One of my favorite literary organizations in the country has to be the Ledig House. I could go on and on about how beautiful Omi, NY is, what a great host DW Gibson is, how cool the international authors and translators are that visit, so on and forth.
(And for those of you in the CNY region, you can come find out more on November 9th at one of our RTWCS events featuring four current Ledig House residents.)
Anyway, on November 4th, Ledig House is having a huge fundraiser at 107 Waverly Place, NYC, from 6-8:30. There’s going to be live music, booze, a literary trivia quiz game show, and more booze. Tickets are $100 and can be purchased here.
But for those of us who don’t live in NYC, or those of you who just want to do more to support this great organization, they’re also hosting an online silent auction. Lots of good stuff to bid on, including signed first editions of several Paul Auster books (and signed copies of books by Rick Moody and someone named Dan Brown), literary salon dinners with Lynne Tillman, with Joseph O’Neill, with Gary Shteyngart, and even the chance to have an agent
tear apart evaluate your manuscript.
Bidding is open until October 28th, and most everything is 100% tax-deductible . . .
Karel Schoeman’s Afrikaans novel, This Life, translated by Else Silke, falls into a genre maybe only noticed by the type of reader who tends toward Wittgenstein-type family resemblances. The essential resemblance is an elderly narrator, usually alone—or with one other. . .
In Joris-Karl Hyusmans’s most popular novel, À rebours (Against Nature or Against the Grain, depending on the which translated edition you’re reading), there is a famous scene where the protagonist, the decadent Jean des Esseintes, starts setting gemstones on the. . .
There are books that can only wisely be recommended to specific types of readers, where it is easy to know who the respective book won’t appeal to, and Kristiina Ehin’s Walker on Water is one these. What makes this neither. . .
Imagine the most baroque excesses of Goethe, Shakespeare, and Poe, blended together and poured into a single book: That is The Nightwatches of Bonaventura. Ophelia and Hamlet fall in love in a madhouse, suicidal young men deliver mournful and heartfelt. . .
In 1899, Maurice Ravel wrote “Pavane pour une infante défunte” (“Pavane for a Dead Princess”) for solo piano (a decade later, he published an orchestral version). The piece wasn’t written for a particular person; Ravel simply wanted to compose a. . .
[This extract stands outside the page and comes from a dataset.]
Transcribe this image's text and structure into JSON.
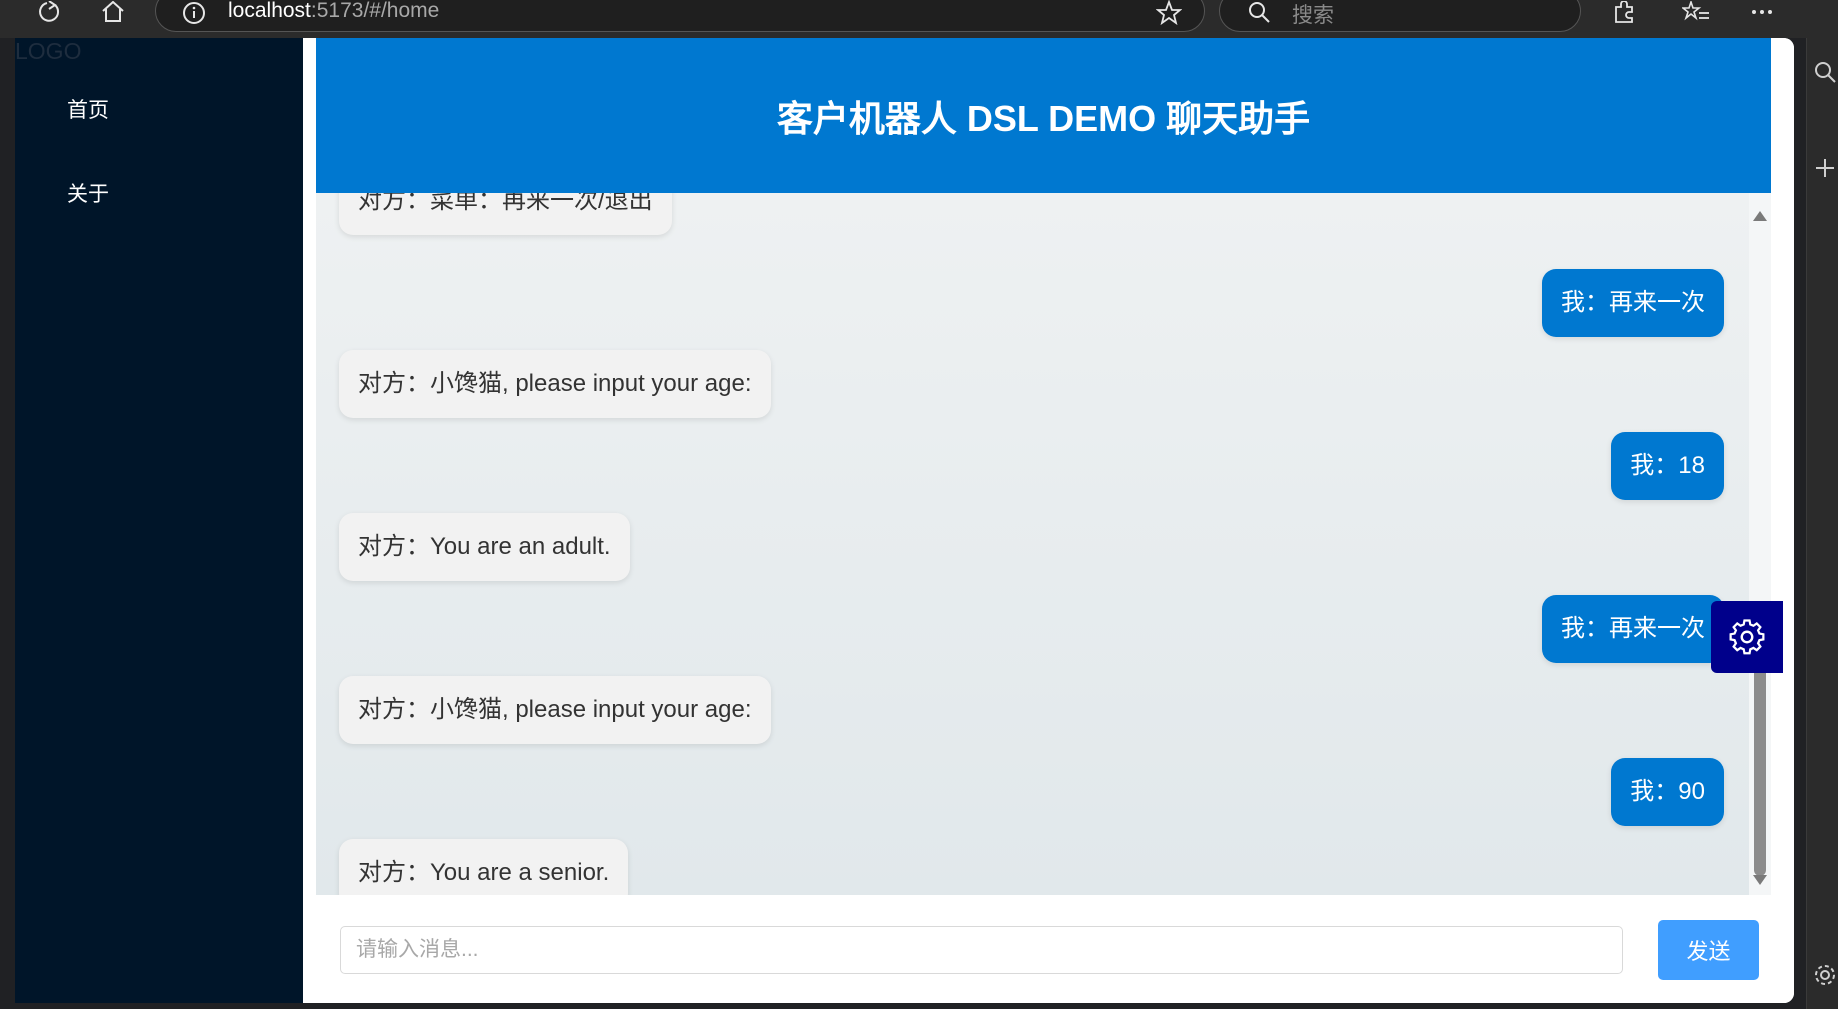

Fiston Mwanza Mujila is an award-winning author, born in the Democratic Republic of Congo, who now, at 33, lives in Austria. From what I could find, much of his work is influenced by the Congo’s battle for independence and its. . .
Twenty-One Days of a Neurasthenic is not a novel in the traditional sense. Rather, it is a collection of vignettes recorded by journalist Georges Vasseur in his diary during a month spent in the Pyrenées Mountains to treat his nervous. . .
Founded in 1960 by such creative pioneers as George Perec, Raymond Queneau and Italo Calvino, the Oulipo, shorthand for Ouvroir de littérature potentielle, came about in when a group of writers and mathematicians sought constraints to find new structures and. . .
There’s little to say about a series of prose poems that willfully refuse to identify pronoun antecedents. Or perhaps there are a million things. The poems in Morse, My Deaf Friend— the chapbook by Miloš Djurdjević published by Ugly Duckling. . .
The Crimson Thread of Abandon is the first collection of short fiction available in English by the prolific Japanese writer and all-around avant-garde trickster Terayama Shūji, who died in 1983 at the age of 47. This collection would be important. . .